**Description of the task**
Return each entry word for word. Leave the images out.

------------------------------------------------------------------------

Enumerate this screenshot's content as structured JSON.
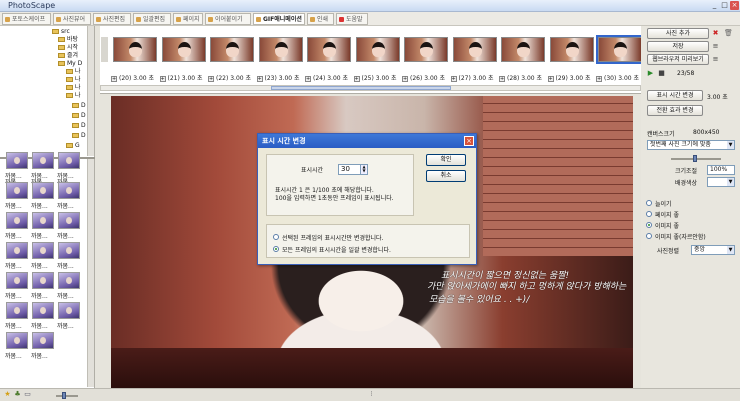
{
  "app": {
    "title": "PhotoScape"
  },
  "tabs": [
    {
      "label": "포토스케이프",
      "active": false
    },
    {
      "label": "사진뷰어",
      "active": false
    },
    {
      "label": "사진편집",
      "active": false
    },
    {
      "label": "일괄편집",
      "active": false
    },
    {
      "label": "페이지",
      "active": false
    },
    {
      "label": "이어붙이기",
      "active": false
    },
    {
      "label": "GIF애니메이션",
      "active": true
    },
    {
      "label": "인쇄",
      "active": false
    },
    {
      "label": "도움말",
      "active": false
    }
  ],
  "tree": {
    "items": [
      "src",
      "바탕",
      "시작",
      "즐겨",
      "My D",
      "나",
      "나",
      "나",
      "나",
      "D",
      "D",
      "D",
      "D",
      "G"
    ]
  },
  "thumbs": {
    "label": "까봄..."
  },
  "filmstrip": {
    "frames": [
      {
        "label": "(20) 3.00 초"
      },
      {
        "label": "(21) 3.00 초"
      },
      {
        "label": "(22) 3.00 초"
      },
      {
        "label": "(23) 3.00 초"
      },
      {
        "label": "(24) 3.00 초"
      },
      {
        "label": "(25) 3.00 초"
      },
      {
        "label": "(26) 3.00 초"
      },
      {
        "label": "(27) 3.00 초"
      },
      {
        "label": "(28) 3.00 초"
      },
      {
        "label": "(29) 3.00 초"
      },
      {
        "label": "(30) 3.00 초"
      }
    ]
  },
  "photo": {
    "caption1": "표시시간이 짧으면 정신없는 움짤!",
    "caption2": "가만 앉아세가에이 빠지 하고 멍하게 앉다가 방해하는",
    "caption3": "모습을 볼수 있어요 . . +)/"
  },
  "dialog": {
    "title": "표시 시간 변경",
    "field_label": "표시시간",
    "value": "30",
    "desc1": "표시시간 1 은 1/100 초에 해당합니다.",
    "desc2": "100을 입력하면 1초동안 프레임이 표시됩니다.",
    "ok": "확인",
    "cancel": "취소",
    "radio1": "선택된 프레임의 표시시간만 변경합니다.",
    "radio2": "모든 프레임의 표시시간을 일괄 변경합니다.",
    "selected_radio": "radio2"
  },
  "right": {
    "add_photo": "사진 추가",
    "save": "저장",
    "preview": "웹브라우저 미리보기",
    "counter": "23/58",
    "change_time": "표시 시간 변경",
    "time_value": "3.00 초",
    "transition": "전환 효과 변경",
    "canvas_label": "캔버스크기",
    "canvas_value": "800x450",
    "fit_select": "첫번째 사진 크기에 맞춤",
    "zoom_label": "크기조절",
    "zoom_value": "100%",
    "bg_label": "배경색상",
    "options": [
      "늘이기",
      "페이지 좋",
      "이미지 좋",
      "이미지 좋(자르안함)"
    ],
    "selected_option": "이미지 좋",
    "align_label": "사진정렬",
    "align_value": "중앙"
  }
}
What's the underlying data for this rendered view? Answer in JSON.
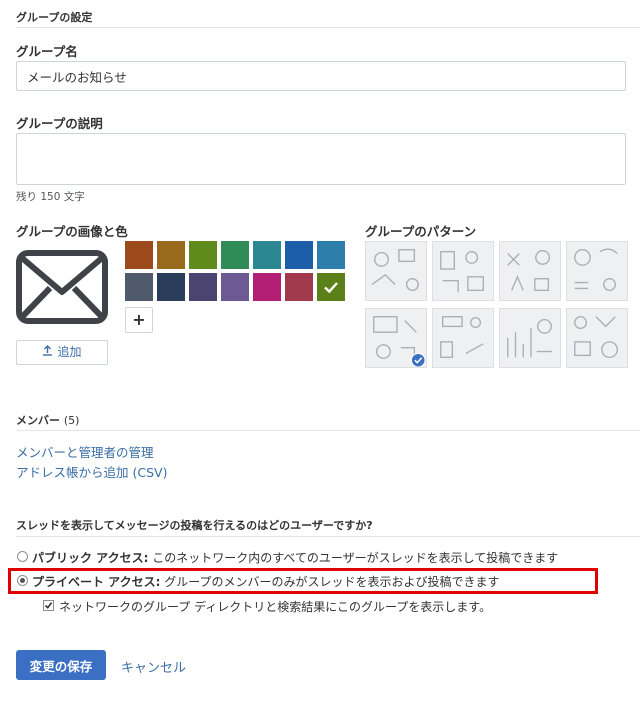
{
  "page": {
    "section_title": "グループの設定",
    "group_name_label": "グループ名",
    "group_name_value": "メールのお知らせ",
    "description_label": "グループの説明",
    "description_value": "",
    "chars_remaining": "残り 150 文字",
    "image_color_label": "グループの画像と色",
    "add_button": "追加",
    "add_color_symbol": "+",
    "pattern_label": "グループのパターン"
  },
  "colors": {
    "swatches": [
      "#9c4a1b",
      "#9a6a1c",
      "#5f8a1c",
      "#2f8c56",
      "#2b8792",
      "#1c5ea8",
      "#2d7eab",
      "#4f5a6c",
      "#2a3d5a",
      "#4b4471",
      "#6d5993",
      "#b31e75",
      "#a13a4d",
      "#5b8019"
    ],
    "selected_index": 13,
    "accent": "#3a6fc4",
    "highlight_border": "#e00000"
  },
  "members": {
    "title": "メンバー",
    "count": "(5)",
    "manage_link": "メンバーと管理者の管理",
    "csv_link": "アドレス帳から追加 (CSV)"
  },
  "access": {
    "question": "スレッドを表示してメッセージの投稿を行えるのはどのユーザーですか?",
    "public_bold": "パブリック アクセス:",
    "public_text": " このネットワーク内のすべてのユーザーがスレッドを表示して投稿できます",
    "private_bold": "プライベート アクセス:",
    "private_text": " グループのメンバーのみがスレッドを表示および投稿できます",
    "directory_checkbox": "ネットワークのグループ ディレクトリと検索結果にこのグループを表示します。",
    "selected": "private"
  },
  "actions": {
    "save": "変更の保存",
    "cancel": "キャンセル"
  }
}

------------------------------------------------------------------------

**Task answer**
Enumerate this screenshot's content as structured JSON.
{
  "app": {
    "title": "PhotoScape"
  },
  "tabs": [
    {
      "label": "포토스케이프",
      "active": false
    },
    {
      "label": "사진뷰어",
      "active": false
    },
    {
      "label": "사진편집",
      "active": false
    },
    {
      "label": "일괄편집",
      "active": false
    },
    {
      "label": "페이지",
      "active": false
    },
    {
      "label": "이어붙이기",
      "active": false
    },
    {
      "label": "GIF애니메이션",
      "active": true
    },
    {
      "label": "인쇄",
      "active": false
    },
    {
      "label": "도움말",
      "active": false
    }
  ],
  "tree": {
    "items": [
      "src",
      "바탕",
      "시작",
      "즐겨",
      "My D",
      "나",
      "나",
      "나",
      "나",
      "D",
      "D",
      "D",
      "D",
      "G"
    ]
  },
  "thumbs": {
    "label": "까봄..."
  },
  "filmstrip": {
    "frames": [
      {
        "label": "(20) 3.00 초"
      },
      {
        "label": "(21) 3.00 초"
      },
      {
        "label": "(22) 3.00 초"
      },
      {
        "label": "(23) 3.00 초"
      },
      {
        "label": "(24) 3.00 초"
      },
      {
        "label": "(25) 3.00 초"
      },
      {
        "label": "(26) 3.00 초"
      },
      {
        "label": "(27) 3.00 초"
      },
      {
        "label": "(28) 3.00 초"
      },
      {
        "label": "(29) 3.00 초"
      },
      {
        "label": "(30) 3.00 초"
      }
    ]
  },
  "photo": {
    "caption1": "표시시간이 짧으면 정신없는 움짤!",
    "caption2": "가만 앉아세가에이 빠지 하고 멍하게 앉다가 방해하는",
    "caption3": "모습을 볼수 있어요 . . +)/"
  },
  "dialog": {
    "title": "표시 시간 변경",
    "field_label": "표시시간",
    "value": "30",
    "desc1": "표시시간 1 은 1/100 초에 해당합니다.",
    "desc2": "100을 입력하면 1초동안 프레임이 표시됩니다.",
    "ok": "확인",
    "cancel": "취소",
    "radio1": "선택된 프레임의 표시시간만 변경합니다.",
    "radio2": "모든 프레임의 표시시간을 일괄 변경합니다.",
    "selected_radio": "radio2"
  },
  "right": {
    "add_photo": "사진 추가",
    "save": "저장",
    "preview": "웹브라우저 미리보기",
    "counter": "23/58",
    "change_time": "표시 시간 변경",
    "time_value": "3.00 초",
    "transition": "전환 효과 변경",
    "canvas_label": "캔버스크기",
    "canvas_value": "800x450",
    "fit_select": "첫번째 사진 크기에 맞춤",
    "zoom_label": "크기조절",
    "zoom_value": "100%",
    "bg_label": "배경색상",
    "options": [
      "늘이기",
      "페이지 좋",
      "이미지 좋",
      "이미지 좋(자르안함)"
    ],
    "selected_option": "이미지 좋",
    "align_label": "사진정렬",
    "align_value": "중앙"
  }
}
What's the underlying data for this rendered view? Answer in JSON.
{
  "page": {
    "section_title": "グループの設定",
    "group_name_label": "グループ名",
    "group_name_value": "メールのお知らせ",
    "description_label": "グループの説明",
    "description_value": "",
    "chars_remaining": "残り 150 文字",
    "image_color_label": "グループの画像と色",
    "add_button": "追加",
    "add_color_symbol": "+",
    "pattern_label": "グループのパターン"
  },
  "colors": {
    "swatches": [
      "#9c4a1b",
      "#9a6a1c",
      "#5f8a1c",
      "#2f8c56",
      "#2b8792",
      "#1c5ea8",
      "#2d7eab",
      "#4f5a6c",
      "#2a3d5a",
      "#4b4471",
      "#6d5993",
      "#b31e75",
      "#a13a4d",
      "#5b8019"
    ],
    "selected_index": 13,
    "accent": "#3a6fc4",
    "highlight_border": "#e00000"
  },
  "members": {
    "title": "メンバー",
    "count": "(5)",
    "manage_link": "メンバーと管理者の管理",
    "csv_link": "アドレス帳から追加 (CSV)"
  },
  "access": {
    "question": "スレッドを表示してメッセージの投稿を行えるのはどのユーザーですか?",
    "public_bold": "パブリック アクセス:",
    "public_text": " このネットワーク内のすべてのユーザーがスレッドを表示して投稿できます",
    "private_bold": "プライベート アクセス:",
    "private_text": " グループのメンバーのみがスレッドを表示および投稿できます",
    "directory_checkbox": "ネットワークのグループ ディレクトリと検索結果にこのグループを表示します。",
    "selected": "private"
  },
  "actions": {
    "save": "変更の保存",
    "cancel": "キャンセル"
  }
}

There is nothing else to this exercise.